My buddy Steve found this great quote by Michael Moorcock on world building:
I hardly know what this means. I used to draw a rough map if the story was a ‘journey’ adventure and made up the rest as needed for the story. My worlds are always inner (unconscious) worlds made manifest. I just learned to tap and shape that unconscious. I’ve never really understood ‘world building’ and it seems to derive from D&D etc. about which I know almost nothing.

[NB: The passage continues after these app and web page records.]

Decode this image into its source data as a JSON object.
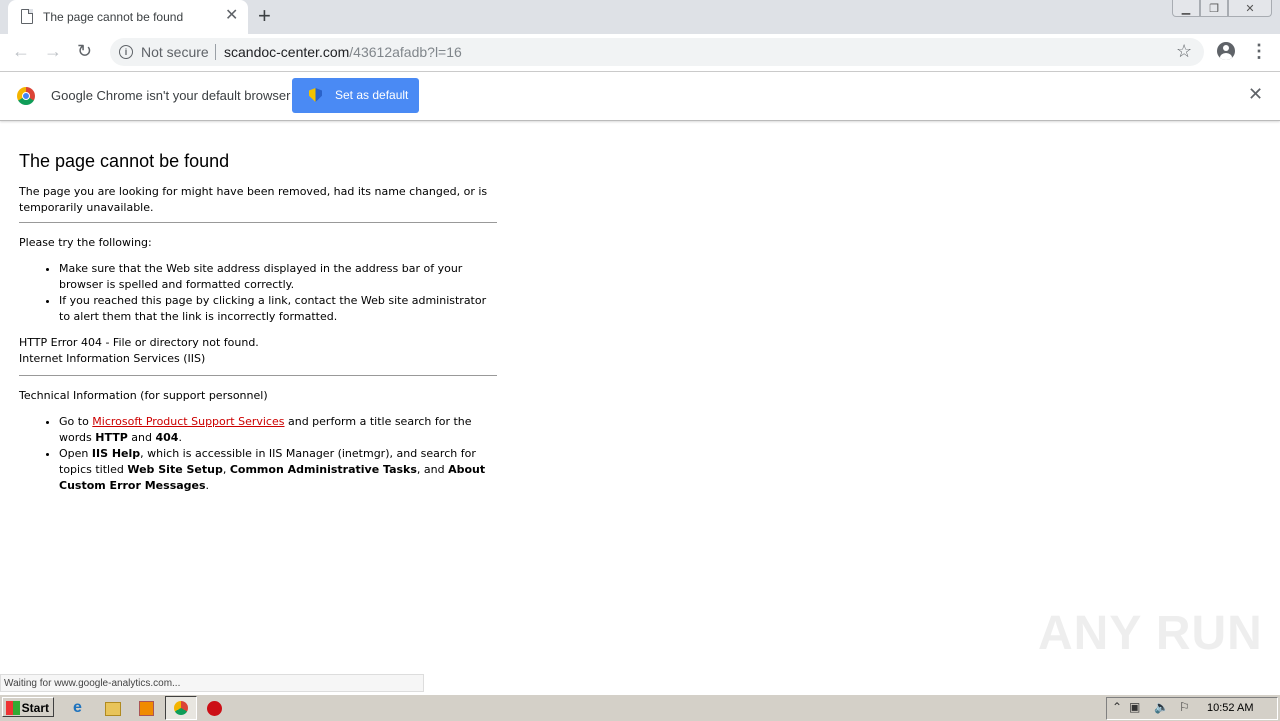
{
  "browser": {
    "tab": {
      "title": "The page cannot be found"
    },
    "address": {
      "security": "Not secure",
      "host": "scandoc-center.com",
      "path": "/43612afadb?l=16"
    },
    "infobar": {
      "message": "Google Chrome isn't your default browser",
      "button": "Set as default"
    },
    "status": "Waiting for www.google-analytics.com..."
  },
  "page": {
    "heading": "The page cannot be found",
    "intro": "The page you are looking for might have been removed, had its name changed, or is temporarily unavailable.",
    "try_heading": "Please try the following:",
    "try_items": [
      "Make sure that the Web site address displayed in the address bar of your browser is spelled and formatted correctly.",
      "If you reached this page by clicking a link, contact the Web site administrator to alert them that the link is incorrectly formatted."
    ],
    "error_line": "HTTP Error 404 - File or directory not found.",
    "server_line": "Internet Information Services (IIS)",
    "tech_heading": "Technical Information (for support personnel)",
    "tech1": {
      "pre": "Go to ",
      "link": "Microsoft Product Support Services",
      "mid": " and perform a title search for the words ",
      "b1": "HTTP",
      "and": " and ",
      "b2": "404",
      "end": "."
    },
    "tech2": {
      "pre": "Open ",
      "b1": "IIS Help",
      "mid": ", which is accessible in IIS Manager (inetmgr), and search for topics titled ",
      "b2": "Web Site Setup",
      "comma": ", ",
      "b3": "Common Administrative Tasks",
      "and": ", and ",
      "b4": "About Custom Error Messages",
      "end": "."
    }
  },
  "taskbar": {
    "start": "Start",
    "clock": "10:52 AM"
  },
  "watermark": "ANY RUN",
  "colors": {
    "link": "#cc0000",
    "button": "#4a8af4"
  }
}
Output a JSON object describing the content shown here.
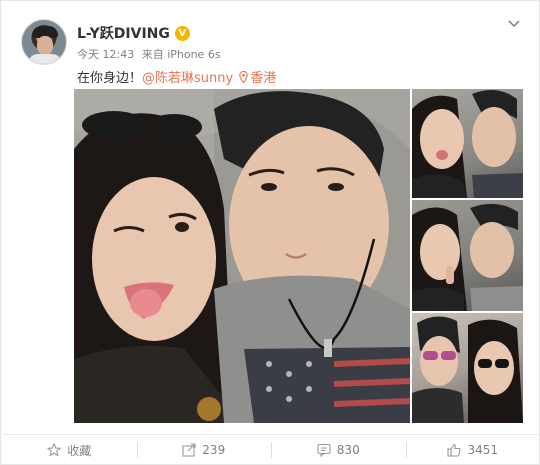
{
  "post": {
    "username": "L-Y跃DIVING",
    "verified_badge": "V",
    "time": "今天 12:43",
    "source": "来自 iPhone 6s",
    "text_prefix": "在你身边！",
    "mention": "@陈若琳sunny",
    "location": "香港"
  },
  "actions": {
    "favorite_label": "收藏",
    "repost_count": "239",
    "comment_count": "830",
    "like_count": "3451"
  },
  "colors": {
    "link": "#eb7350",
    "meta": "#808080",
    "verified": "#f7b500"
  }
}
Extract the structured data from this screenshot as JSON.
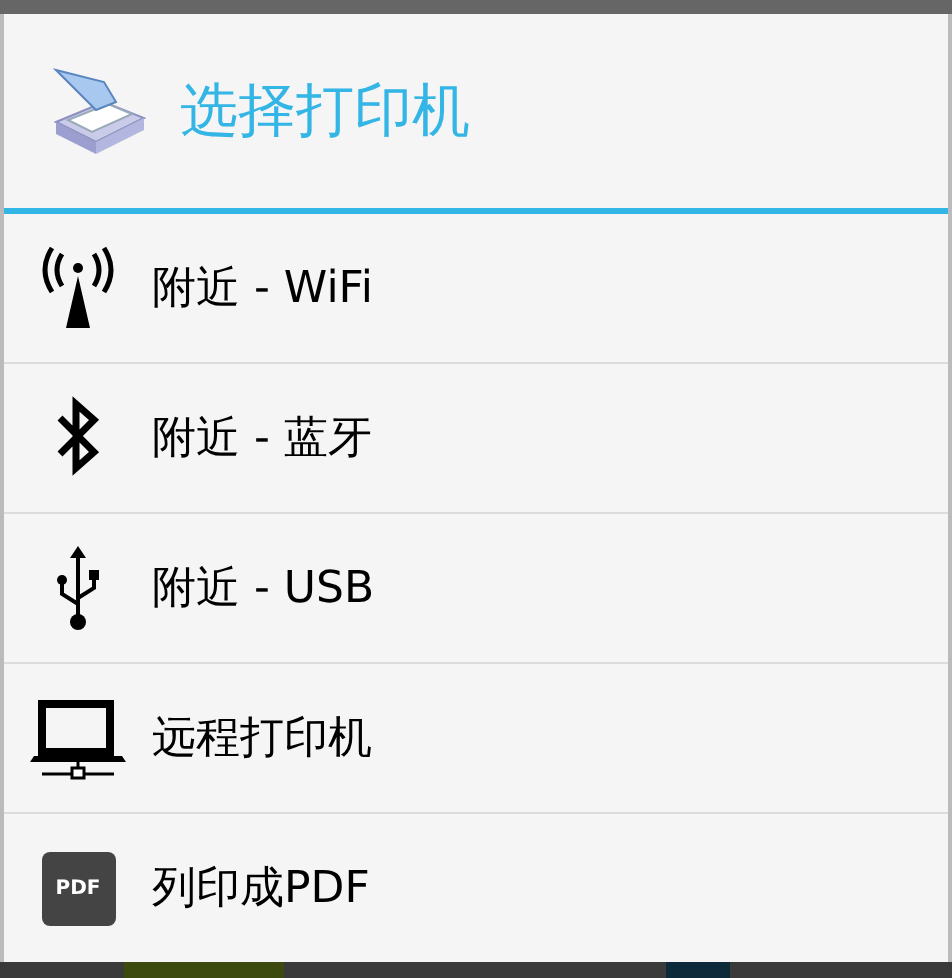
{
  "dialog": {
    "title": "选择打印机"
  },
  "options": [
    {
      "kind": "wifi",
      "label": "附近 - WiFi"
    },
    {
      "kind": "bluetooth",
      "label": "附近 - 蓝牙"
    },
    {
      "kind": "usb",
      "label": "附近 - USB"
    },
    {
      "kind": "remote",
      "label": "远程打印机"
    },
    {
      "kind": "pdf",
      "label": "列印成PDF",
      "icon_text": "PDF"
    }
  ]
}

I honestly believe this is what Howard was doing and what Leiber was doing. I grew up reading Freud and Jung (as it were) and I respond well to plots about people creating their own worlds in their minds. When writing s&s I made my landscapes and weather conditions fit the mood of the characters in straight Romantic tradition. Everything is co-opted into narrative and to a lesser extent character development. Realism or quasi-realism wasn’t what I was attracted to in s&s and it’s what I rejected in fantasy/sf. It became a convention to suspend disbelief by making the invented world as ‘believable’ as possible. I preferred mine to be as supportive of the story as possible and not bother to suspend disbelief because my readers already knew what they were reading and why. You don’t have to persuade someone who has picked up a fantasy book that it is ‘real’. What they want is a good story and characters, some good marvels, and maybe a bit to think about.
That’s exactly the philosophy used in On Mighty Thews.